Andy Ellis | A&E Editor | 04-17-2013

There are many ideal places in the country to start a band.  In Minnesota, if you start in the Twin Cities there are almost endless opportunities to begin your journey from obscurity to a band for which people stand in line.

There are also the less than ideal places to start a musical journey, like northern Minnesota.  It’s a region full of small towns that are separated by long stretches of paved or dirt roads with nothing but open fields or thick rows of trees on both sides.

Despite the challenges of living in a rural region, there is one band making the best of what they have, or more appropriately, where they are – they call themselves Paper Parlor.

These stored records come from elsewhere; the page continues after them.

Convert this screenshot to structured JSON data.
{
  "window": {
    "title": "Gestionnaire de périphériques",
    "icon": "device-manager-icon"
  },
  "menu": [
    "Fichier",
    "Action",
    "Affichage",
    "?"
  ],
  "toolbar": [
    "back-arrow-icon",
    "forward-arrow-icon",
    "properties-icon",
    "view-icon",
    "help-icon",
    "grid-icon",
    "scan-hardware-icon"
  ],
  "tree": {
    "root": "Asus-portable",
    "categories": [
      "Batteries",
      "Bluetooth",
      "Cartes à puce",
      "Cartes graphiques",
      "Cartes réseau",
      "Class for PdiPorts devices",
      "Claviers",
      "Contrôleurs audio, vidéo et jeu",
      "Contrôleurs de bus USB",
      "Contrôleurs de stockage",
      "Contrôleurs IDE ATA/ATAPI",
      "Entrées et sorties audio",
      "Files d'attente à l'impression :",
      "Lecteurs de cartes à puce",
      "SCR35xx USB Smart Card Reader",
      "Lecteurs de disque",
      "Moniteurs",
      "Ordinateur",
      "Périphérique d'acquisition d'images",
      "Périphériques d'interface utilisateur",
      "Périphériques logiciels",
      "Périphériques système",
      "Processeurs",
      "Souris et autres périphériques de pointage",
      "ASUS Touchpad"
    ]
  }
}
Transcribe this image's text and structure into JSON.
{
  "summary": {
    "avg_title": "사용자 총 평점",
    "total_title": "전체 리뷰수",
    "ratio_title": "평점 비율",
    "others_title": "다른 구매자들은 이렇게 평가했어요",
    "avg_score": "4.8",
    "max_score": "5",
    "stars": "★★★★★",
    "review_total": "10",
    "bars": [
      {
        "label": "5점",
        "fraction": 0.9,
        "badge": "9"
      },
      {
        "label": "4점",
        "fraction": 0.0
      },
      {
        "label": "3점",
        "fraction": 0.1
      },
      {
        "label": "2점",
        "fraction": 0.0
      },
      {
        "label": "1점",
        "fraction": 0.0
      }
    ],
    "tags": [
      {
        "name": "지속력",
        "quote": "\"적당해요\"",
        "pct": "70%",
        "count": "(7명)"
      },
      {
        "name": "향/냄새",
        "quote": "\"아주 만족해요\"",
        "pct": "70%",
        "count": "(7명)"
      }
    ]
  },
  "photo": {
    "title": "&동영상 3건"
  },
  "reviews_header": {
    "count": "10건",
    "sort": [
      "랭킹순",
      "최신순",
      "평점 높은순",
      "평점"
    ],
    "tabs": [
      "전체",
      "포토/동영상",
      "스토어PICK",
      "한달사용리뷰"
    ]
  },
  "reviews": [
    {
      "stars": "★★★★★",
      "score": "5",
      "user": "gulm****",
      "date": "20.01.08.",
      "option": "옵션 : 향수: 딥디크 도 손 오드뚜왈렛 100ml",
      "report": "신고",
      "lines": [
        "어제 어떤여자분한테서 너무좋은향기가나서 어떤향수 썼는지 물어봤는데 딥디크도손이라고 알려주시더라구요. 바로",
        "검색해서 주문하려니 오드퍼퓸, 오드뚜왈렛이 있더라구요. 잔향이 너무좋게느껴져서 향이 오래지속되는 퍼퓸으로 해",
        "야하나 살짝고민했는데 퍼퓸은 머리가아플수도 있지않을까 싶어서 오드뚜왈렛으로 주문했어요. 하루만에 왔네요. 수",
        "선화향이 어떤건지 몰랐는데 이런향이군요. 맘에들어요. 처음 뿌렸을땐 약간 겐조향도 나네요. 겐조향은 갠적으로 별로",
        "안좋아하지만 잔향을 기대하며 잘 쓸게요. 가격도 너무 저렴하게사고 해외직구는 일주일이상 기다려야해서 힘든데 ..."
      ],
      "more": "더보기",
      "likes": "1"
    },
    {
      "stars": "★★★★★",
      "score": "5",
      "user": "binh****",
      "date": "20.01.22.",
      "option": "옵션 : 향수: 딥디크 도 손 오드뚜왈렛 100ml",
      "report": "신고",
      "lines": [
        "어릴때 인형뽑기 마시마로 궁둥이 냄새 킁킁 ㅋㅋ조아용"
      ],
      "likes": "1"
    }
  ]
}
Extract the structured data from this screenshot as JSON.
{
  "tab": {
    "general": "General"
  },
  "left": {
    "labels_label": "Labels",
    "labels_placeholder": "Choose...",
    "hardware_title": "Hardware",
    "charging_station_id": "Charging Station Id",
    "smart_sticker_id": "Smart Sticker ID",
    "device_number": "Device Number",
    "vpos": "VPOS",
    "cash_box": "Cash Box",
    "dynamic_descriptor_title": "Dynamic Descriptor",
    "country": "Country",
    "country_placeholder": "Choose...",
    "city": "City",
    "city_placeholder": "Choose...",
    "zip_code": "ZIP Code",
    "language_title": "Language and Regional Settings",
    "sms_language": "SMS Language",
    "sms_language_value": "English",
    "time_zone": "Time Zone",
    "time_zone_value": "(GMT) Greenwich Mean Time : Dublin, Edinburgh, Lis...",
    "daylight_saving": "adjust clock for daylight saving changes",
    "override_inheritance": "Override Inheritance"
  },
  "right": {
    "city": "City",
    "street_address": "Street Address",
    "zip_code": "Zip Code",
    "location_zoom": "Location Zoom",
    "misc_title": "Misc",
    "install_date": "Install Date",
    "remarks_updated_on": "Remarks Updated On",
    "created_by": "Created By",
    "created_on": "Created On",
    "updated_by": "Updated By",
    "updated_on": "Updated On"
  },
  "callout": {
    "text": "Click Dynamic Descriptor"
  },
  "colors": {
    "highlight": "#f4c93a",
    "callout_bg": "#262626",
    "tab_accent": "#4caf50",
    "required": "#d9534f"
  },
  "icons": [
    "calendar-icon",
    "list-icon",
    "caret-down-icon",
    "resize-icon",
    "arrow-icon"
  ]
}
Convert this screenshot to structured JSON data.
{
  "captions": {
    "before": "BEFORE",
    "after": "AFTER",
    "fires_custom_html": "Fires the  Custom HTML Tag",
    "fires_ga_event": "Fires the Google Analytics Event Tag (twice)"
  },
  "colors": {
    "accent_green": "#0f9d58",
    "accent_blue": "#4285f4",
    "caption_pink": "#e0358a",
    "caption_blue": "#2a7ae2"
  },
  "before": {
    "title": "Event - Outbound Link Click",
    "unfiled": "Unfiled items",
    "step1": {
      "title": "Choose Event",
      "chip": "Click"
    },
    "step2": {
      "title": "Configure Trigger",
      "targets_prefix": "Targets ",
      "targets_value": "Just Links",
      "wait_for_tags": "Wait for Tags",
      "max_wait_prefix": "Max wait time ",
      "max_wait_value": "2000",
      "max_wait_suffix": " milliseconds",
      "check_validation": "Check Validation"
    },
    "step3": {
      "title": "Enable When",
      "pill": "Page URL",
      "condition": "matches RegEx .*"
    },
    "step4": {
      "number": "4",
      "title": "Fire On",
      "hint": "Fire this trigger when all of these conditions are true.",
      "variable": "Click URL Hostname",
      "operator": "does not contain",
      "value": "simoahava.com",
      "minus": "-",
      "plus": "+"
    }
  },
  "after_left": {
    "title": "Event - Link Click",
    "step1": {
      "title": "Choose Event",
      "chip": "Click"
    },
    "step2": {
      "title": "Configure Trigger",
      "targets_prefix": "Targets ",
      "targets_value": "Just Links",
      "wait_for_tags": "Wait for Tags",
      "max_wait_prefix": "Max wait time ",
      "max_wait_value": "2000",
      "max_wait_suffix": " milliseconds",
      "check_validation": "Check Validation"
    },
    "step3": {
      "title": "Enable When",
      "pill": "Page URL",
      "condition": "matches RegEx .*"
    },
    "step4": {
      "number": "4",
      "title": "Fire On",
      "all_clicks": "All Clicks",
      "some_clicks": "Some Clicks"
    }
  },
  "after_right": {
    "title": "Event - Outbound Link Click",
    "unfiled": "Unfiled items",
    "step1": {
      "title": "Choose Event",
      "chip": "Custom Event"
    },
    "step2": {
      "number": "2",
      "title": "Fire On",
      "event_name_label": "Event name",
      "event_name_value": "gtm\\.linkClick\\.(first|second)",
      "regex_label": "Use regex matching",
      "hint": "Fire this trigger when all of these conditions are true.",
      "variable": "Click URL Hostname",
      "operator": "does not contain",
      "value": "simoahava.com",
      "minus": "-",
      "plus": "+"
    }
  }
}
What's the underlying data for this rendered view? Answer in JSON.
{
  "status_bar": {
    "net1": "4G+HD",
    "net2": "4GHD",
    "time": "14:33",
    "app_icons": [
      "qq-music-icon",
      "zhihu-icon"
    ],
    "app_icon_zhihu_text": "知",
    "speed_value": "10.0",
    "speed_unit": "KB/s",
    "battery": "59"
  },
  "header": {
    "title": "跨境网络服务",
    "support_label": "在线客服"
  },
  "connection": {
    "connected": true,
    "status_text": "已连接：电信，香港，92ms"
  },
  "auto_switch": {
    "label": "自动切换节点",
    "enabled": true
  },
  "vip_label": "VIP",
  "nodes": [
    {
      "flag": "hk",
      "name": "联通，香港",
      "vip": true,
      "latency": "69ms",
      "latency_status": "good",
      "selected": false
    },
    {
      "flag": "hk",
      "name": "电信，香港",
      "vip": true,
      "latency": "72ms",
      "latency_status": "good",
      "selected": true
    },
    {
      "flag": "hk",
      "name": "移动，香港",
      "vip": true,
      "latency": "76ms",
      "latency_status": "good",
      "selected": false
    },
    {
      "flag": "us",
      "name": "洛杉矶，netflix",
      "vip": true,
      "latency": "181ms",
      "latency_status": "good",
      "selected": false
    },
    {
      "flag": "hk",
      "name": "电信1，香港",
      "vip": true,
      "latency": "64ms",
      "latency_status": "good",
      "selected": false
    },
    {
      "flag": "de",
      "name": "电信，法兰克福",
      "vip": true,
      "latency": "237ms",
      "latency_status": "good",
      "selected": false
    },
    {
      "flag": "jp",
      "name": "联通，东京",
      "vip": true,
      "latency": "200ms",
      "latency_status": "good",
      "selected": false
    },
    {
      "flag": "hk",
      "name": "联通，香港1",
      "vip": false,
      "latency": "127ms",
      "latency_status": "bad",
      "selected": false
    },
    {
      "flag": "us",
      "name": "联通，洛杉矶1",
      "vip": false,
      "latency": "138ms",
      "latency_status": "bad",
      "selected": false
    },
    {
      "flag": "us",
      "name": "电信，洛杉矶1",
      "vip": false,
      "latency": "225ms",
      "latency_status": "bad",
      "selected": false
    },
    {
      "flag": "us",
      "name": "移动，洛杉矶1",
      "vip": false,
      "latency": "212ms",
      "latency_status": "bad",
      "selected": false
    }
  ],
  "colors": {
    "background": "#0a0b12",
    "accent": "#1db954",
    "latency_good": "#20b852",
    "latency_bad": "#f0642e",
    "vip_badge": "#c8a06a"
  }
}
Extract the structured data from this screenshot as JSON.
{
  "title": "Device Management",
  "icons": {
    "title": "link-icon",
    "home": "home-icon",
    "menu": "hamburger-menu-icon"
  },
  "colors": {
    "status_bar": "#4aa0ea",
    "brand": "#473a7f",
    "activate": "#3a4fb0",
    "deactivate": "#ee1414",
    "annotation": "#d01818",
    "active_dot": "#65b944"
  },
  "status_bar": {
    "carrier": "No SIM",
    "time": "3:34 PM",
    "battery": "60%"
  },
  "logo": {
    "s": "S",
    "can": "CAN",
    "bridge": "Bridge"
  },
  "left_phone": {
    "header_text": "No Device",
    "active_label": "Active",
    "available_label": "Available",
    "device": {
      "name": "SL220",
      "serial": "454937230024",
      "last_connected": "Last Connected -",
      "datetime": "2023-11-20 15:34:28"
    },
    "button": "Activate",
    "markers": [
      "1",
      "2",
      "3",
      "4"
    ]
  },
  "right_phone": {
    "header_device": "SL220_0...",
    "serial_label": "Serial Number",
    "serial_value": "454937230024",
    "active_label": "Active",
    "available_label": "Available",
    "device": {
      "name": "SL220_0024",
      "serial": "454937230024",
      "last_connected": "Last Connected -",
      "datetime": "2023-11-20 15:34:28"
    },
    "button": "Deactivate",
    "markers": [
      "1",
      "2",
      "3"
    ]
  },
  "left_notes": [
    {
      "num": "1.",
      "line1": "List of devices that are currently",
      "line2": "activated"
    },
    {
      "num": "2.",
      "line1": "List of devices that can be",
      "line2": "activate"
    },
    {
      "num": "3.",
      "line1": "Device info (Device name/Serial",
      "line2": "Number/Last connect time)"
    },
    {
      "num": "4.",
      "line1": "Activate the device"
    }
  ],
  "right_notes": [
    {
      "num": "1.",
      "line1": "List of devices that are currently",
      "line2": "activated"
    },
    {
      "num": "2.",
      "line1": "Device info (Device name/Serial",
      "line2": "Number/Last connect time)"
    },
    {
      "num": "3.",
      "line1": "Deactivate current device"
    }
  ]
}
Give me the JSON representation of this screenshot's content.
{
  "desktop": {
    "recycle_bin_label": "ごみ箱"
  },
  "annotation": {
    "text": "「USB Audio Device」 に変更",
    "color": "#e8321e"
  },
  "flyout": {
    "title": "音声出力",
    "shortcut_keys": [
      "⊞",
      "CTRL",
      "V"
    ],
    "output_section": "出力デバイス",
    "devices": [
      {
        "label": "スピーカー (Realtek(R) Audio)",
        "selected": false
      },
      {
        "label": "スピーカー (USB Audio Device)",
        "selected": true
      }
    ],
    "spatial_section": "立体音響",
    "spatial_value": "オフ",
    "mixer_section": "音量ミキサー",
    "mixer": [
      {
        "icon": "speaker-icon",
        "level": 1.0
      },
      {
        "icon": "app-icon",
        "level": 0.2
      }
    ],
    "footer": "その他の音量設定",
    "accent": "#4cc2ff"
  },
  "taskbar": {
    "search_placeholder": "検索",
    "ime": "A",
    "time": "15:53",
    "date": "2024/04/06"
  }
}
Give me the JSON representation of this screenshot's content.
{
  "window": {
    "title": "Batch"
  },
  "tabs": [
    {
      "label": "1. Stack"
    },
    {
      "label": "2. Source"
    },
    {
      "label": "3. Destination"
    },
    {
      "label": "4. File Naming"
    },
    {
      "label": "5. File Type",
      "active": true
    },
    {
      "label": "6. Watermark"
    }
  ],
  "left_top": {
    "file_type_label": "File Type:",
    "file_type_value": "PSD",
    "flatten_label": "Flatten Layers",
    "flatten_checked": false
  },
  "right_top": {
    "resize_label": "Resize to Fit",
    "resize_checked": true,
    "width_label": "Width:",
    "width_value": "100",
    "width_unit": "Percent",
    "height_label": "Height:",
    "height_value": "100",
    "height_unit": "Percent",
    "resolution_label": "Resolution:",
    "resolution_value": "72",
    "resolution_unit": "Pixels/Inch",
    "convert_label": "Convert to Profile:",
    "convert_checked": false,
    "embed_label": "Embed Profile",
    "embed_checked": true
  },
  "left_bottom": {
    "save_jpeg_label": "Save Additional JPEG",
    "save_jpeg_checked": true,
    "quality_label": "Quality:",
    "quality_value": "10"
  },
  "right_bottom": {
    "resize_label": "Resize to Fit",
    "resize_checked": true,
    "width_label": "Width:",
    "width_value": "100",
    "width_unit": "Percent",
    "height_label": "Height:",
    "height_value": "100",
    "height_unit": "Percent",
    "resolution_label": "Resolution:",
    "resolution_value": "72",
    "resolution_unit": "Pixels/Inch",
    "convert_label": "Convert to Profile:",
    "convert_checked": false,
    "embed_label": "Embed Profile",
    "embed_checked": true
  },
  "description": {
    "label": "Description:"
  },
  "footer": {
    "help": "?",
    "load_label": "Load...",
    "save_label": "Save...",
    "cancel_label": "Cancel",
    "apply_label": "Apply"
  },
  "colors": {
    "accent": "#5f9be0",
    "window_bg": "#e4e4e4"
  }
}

The journey from creation to completion of the trio started with Kirdan Wenger, the band’s vocalist and guitarist, and Wilson Johnson, the bass player.  “Wilson and I spent a lot of time hanging out, and we’d usually end up jamming,” Wenger recalled via Facebook. “We started writing songs and realized we could probably go somewhere with it, so we adopted the moniker Paper Parlor.”  The band became the trio it is today when drummer and percussionist Judah Chezick joined the band two years ago when they started playing live shows.

The name of the band, Wenger said, represents a concept.  “I like to think of an office or a study with a lot of books and paper for journaling my thought life.”  He said it’s what his band’s music is an outlet for.

When it comes to influences, both Wenger and Wilson found inspiration from the singer-songwriters of the 1960s like Cat Stevens, Bob Dylan and Simon & Garfunkel.  “They displayed a form of activism that isn’t often seen in music today. We don’t always display that, but it was something that made us want to make music for other people.” Wenger said .

He went on to say their sound is “heavily influenced by indie and folk artists” because their location in northern Minnesota leaves them in a place where it is not easy to set up or attend live shows.  Given that situation, they learned a lot from their favorite studio albums and interjected what they learned into their own recordings.

Even though they’ve played a lot of local shows, including coffee shops and talent shows, their location has required them to do a fair amount of traveling.  Their first out-of-town shows were the Sonshine festival in Minnesota and the Cornerstone festival in Illinois.  Fortunately, Chezick currently resides here in Bemidji and attends Bemidji State University, so they’ve been able to get into the scene here and introduce their music to people.

“Of the people in the area that have heard us by now, we’ve received a very warm welcome,” Wenger said.  The warm welcome has come in the form of everything from “likes” on the band’s Facebook page and the purchase of their music to general friendships and new connections in Bemidji’s musician community.

As far as future plans for the band, they’ve already done a national campaign for college radio stations and are currently working on licensing for television.  They’re also hoping to go out on the road in late March and April.  So if you’re in the area, stop by because you might just find your next favorite band.